Leaving out the pictures, output each record exactly as it stands.

* [Items from an interface collection]

+===+

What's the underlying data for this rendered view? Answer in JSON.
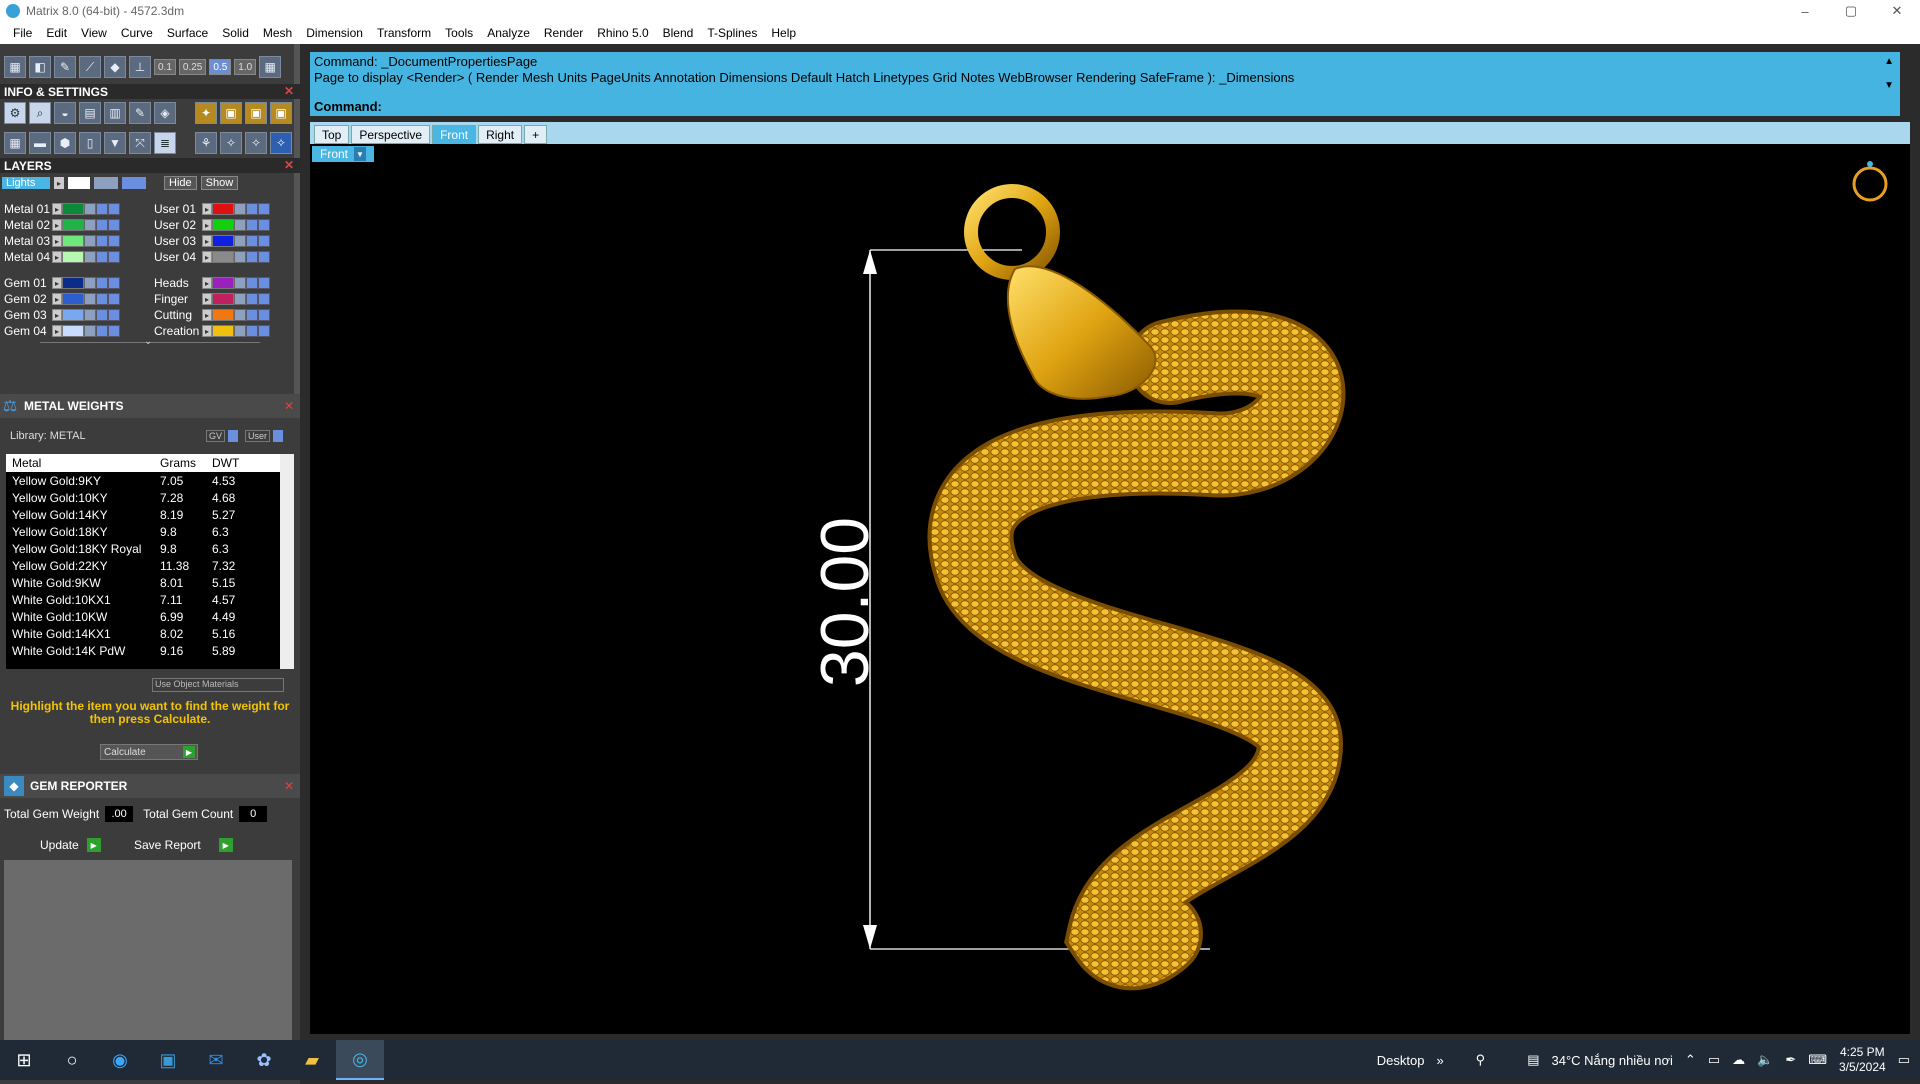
{
  "window": {
    "title": "Matrix 8.0 (64-bit) - 4572.3dm",
    "controls": [
      "–",
      "▢",
      "✕"
    ]
  },
  "menu": [
    "File",
    "Edit",
    "View",
    "Curve",
    "Surface",
    "Solid",
    "Mesh",
    "Dimension",
    "Transform",
    "Tools",
    "Analyze",
    "Render",
    "Rhino 5.0",
    "Blend",
    "T-Splines",
    "Help"
  ],
  "toolbar": {
    "values": [
      "0.1",
      "0.25",
      "0.5",
      "1.0"
    ]
  },
  "info_settings": {
    "title": "INFO & SETTINGS"
  },
  "layers": {
    "title": "LAYERS",
    "lights_label": "Lights",
    "hide_label": "Hide",
    "show_label": "Show",
    "left": [
      {
        "name": "Metal 01",
        "color": "#0a8a3a"
      },
      {
        "name": "Metal 02",
        "color": "#22b24a"
      },
      {
        "name": "Metal 03",
        "color": "#6ee87a"
      },
      {
        "name": "Metal 04",
        "color": "#b8f7b0"
      },
      {
        "name": "Gem 01",
        "color": "#0c2c8c"
      },
      {
        "name": "Gem 02",
        "color": "#2c5ed0"
      },
      {
        "name": "Gem 03",
        "color": "#7aa8f0"
      },
      {
        "name": "Gem 04",
        "color": "#c8dcff"
      }
    ],
    "right": [
      {
        "name": "User 01",
        "color": "#e01010"
      },
      {
        "name": "User 02",
        "color": "#10d010"
      },
      {
        "name": "User 03",
        "color": "#1020e0"
      },
      {
        "name": "User 04",
        "color": "#8a8a8a"
      },
      {
        "name": "Heads",
        "color": "#9a20c0"
      },
      {
        "name": "Finger",
        "color": "#c02060"
      },
      {
        "name": "Cutting",
        "color": "#f07810"
      },
      {
        "name": "Creation",
        "color": "#f0c010"
      }
    ]
  },
  "metal_weights": {
    "title": "METAL WEIGHTS",
    "library": "Library: METAL",
    "gv_label": "GV",
    "user_label": "User",
    "headers": [
      "Metal",
      "Grams",
      "DWT"
    ],
    "rows": [
      [
        "Yellow Gold:9KY",
        "7.05",
        "4.53"
      ],
      [
        "Yellow Gold:10KY",
        "7.28",
        "4.68"
      ],
      [
        "Yellow Gold:14KY",
        "8.19",
        "5.27"
      ],
      [
        "Yellow Gold:18KY",
        "9.8",
        "6.3"
      ],
      [
        "Yellow Gold:18KY Royal",
        "9.8",
        "6.3"
      ],
      [
        "Yellow Gold:22KY",
        "11.38",
        "7.32"
      ],
      [
        "White Gold:9KW",
        "8.01",
        "5.15"
      ],
      [
        "White Gold:10KX1",
        "7.11",
        "4.57"
      ],
      [
        "White Gold:10KW",
        "6.99",
        "4.49"
      ],
      [
        "White Gold:14KX1",
        "8.02",
        "5.16"
      ],
      [
        "White Gold:14K PdW",
        "9.16",
        "5.89"
      ]
    ],
    "use_object_materials": "Use Object Materials",
    "hint": "Highlight the item you want to find the weight for then press Calculate.",
    "calculate": "Calculate"
  },
  "gem_reporter": {
    "title": "GEM REPORTER",
    "total_weight_label": "Total Gem Weight",
    "total_weight": ".00",
    "total_count_label": "Total Gem Count",
    "total_count": "0",
    "update": "Update",
    "save_report": "Save Report"
  },
  "command": {
    "line1": "Command: _DocumentPropertiesPage",
    "line2": "Page to display <Render> ( Render  Mesh  Units  PageUnits  Annotation  Dimensions  Default  Hatch  Linetypes  Grid  Notes  WebBrowser  Rendering  SafeFrame ): _Dimensions",
    "prompt": "Command:"
  },
  "viewport_tabs": [
    "Top",
    "Perspective",
    "Front",
    "Right",
    "+"
  ],
  "viewport": {
    "label": "Front",
    "dimension": "30.00"
  },
  "taskbar": {
    "desktop": "Desktop",
    "weather": "34°C  Nắng nhiều nơi",
    "time": "4:25 PM",
    "date": "3/5/2024"
  }
}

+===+

* [Solved problem]
What's the underlying data for this rendered view? Answer in JSON.
{
  "window": {
    "title": "Matrix 8.0 (64-bit) - 4572.3dm",
    "controls": [
      "–",
      "▢",
      "✕"
    ]
  },
  "menu": [
    "File",
    "Edit",
    "View",
    "Curve",
    "Surface",
    "Solid",
    "Mesh",
    "Dimension",
    "Transform",
    "Tools",
    "Analyze",
    "Render",
    "Rhino 5.0",
    "Blend",
    "T-Splines",
    "Help"
  ],
  "toolbar": {
    "values": [
      "0.1",
      "0.25",
      "0.5",
      "1.0"
    ]
  },
  "info_settings": {
    "title": "INFO & SETTINGS"
  },
  "layers": {
    "title": "LAYERS",
    "lights_label": "Lights",
    "hide_label": "Hide",
    "show_label": "Show",
    "left": [
      {
        "name": "Metal 01",
        "color": "#0a8a3a"
      },
      {
        "name": "Metal 02",
        "color": "#22b24a"
      },
      {
        "name": "Metal 03",
        "color": "#6ee87a"
      },
      {
        "name": "Metal 04",
        "color": "#b8f7b0"
      },
      {
        "name": "Gem 01",
        "color": "#0c2c8c"
      },
      {
        "name": "Gem 02",
        "color": "#2c5ed0"
      },
      {
        "name": "Gem 03",
        "color": "#7aa8f0"
      },
      {
        "name": "Gem 04",
        "color": "#c8dcff"
      }
    ],
    "right": [
      {
        "name": "User 01",
        "color": "#e01010"
      },
      {
        "name": "User 02",
        "color": "#10d010"
      },
      {
        "name": "User 03",
        "color": "#1020e0"
      },
      {
        "name": "User 04",
        "color": "#8a8a8a"
      },
      {
        "name": "Heads",
        "color": "#9a20c0"
      },
      {
        "name": "Finger",
        "color": "#c02060"
      },
      {
        "name": "Cutting",
        "color": "#f07810"
      },
      {
        "name": "Creation",
        "color": "#f0c010"
      }
    ]
  },
  "metal_weights": {
    "title": "METAL WEIGHTS",
    "library": "Library: METAL",
    "gv_label": "GV",
    "user_label": "User",
    "headers": [
      "Metal",
      "Grams",
      "DWT"
    ],
    "rows": [
      [
        "Yellow Gold:9KY",
        "7.05",
        "4.53"
      ],
      [
        "Yellow Gold:10KY",
        "7.28",
        "4.68"
      ],
      [
        "Yellow Gold:14KY",
        "8.19",
        "5.27"
      ],
      [
        "Yellow Gold:18KY",
        "9.8",
        "6.3"
      ],
      [
        "Yellow Gold:18KY Royal",
        "9.8",
        "6.3"
      ],
      [
        "Yellow Gold:22KY",
        "11.38",
        "7.32"
      ],
      [
        "White Gold:9KW",
        "8.01",
        "5.15"
      ],
      [
        "White Gold:10KX1",
        "7.11",
        "4.57"
      ],
      [
        "White Gold:10KW",
        "6.99",
        "4.49"
      ],
      [
        "White Gold:14KX1",
        "8.02",
        "5.16"
      ],
      [
        "White Gold:14K PdW",
        "9.16",
        "5.89"
      ]
    ],
    "use_object_materials": "Use Object Materials",
    "hint": "Highlight the item you want to find the weight for then press Calculate.",
    "calculate": "Calculate"
  },
  "gem_reporter": {
    "title": "GEM REPORTER",
    "total_weight_label": "Total Gem Weight",
    "total_weight": ".00",
    "total_count_label": "Total Gem Count",
    "total_count": "0",
    "update": "Update",
    "save_report": "Save Report"
  },
  "command": {
    "line1": "Command: _DocumentPropertiesPage",
    "line2": "Page to display <Render> ( Render  Mesh  Units  PageUnits  Annotation  Dimensions  Default  Hatch  Linetypes  Grid  Notes  WebBrowser  Rendering  SafeFrame ): _Dimensions",
    "prompt": "Command:"
  },
  "viewport_tabs": [
    "Top",
    "Perspective",
    "Front",
    "Right",
    "+"
  ],
  "viewport": {
    "label": "Front",
    "dimension": "30.00"
  },
  "taskbar": {
    "desktop": "Desktop",
    "weather": "34°C  Nắng nhiều nơi",
    "time": "4:25 PM",
    "date": "3/5/2024"
  }
}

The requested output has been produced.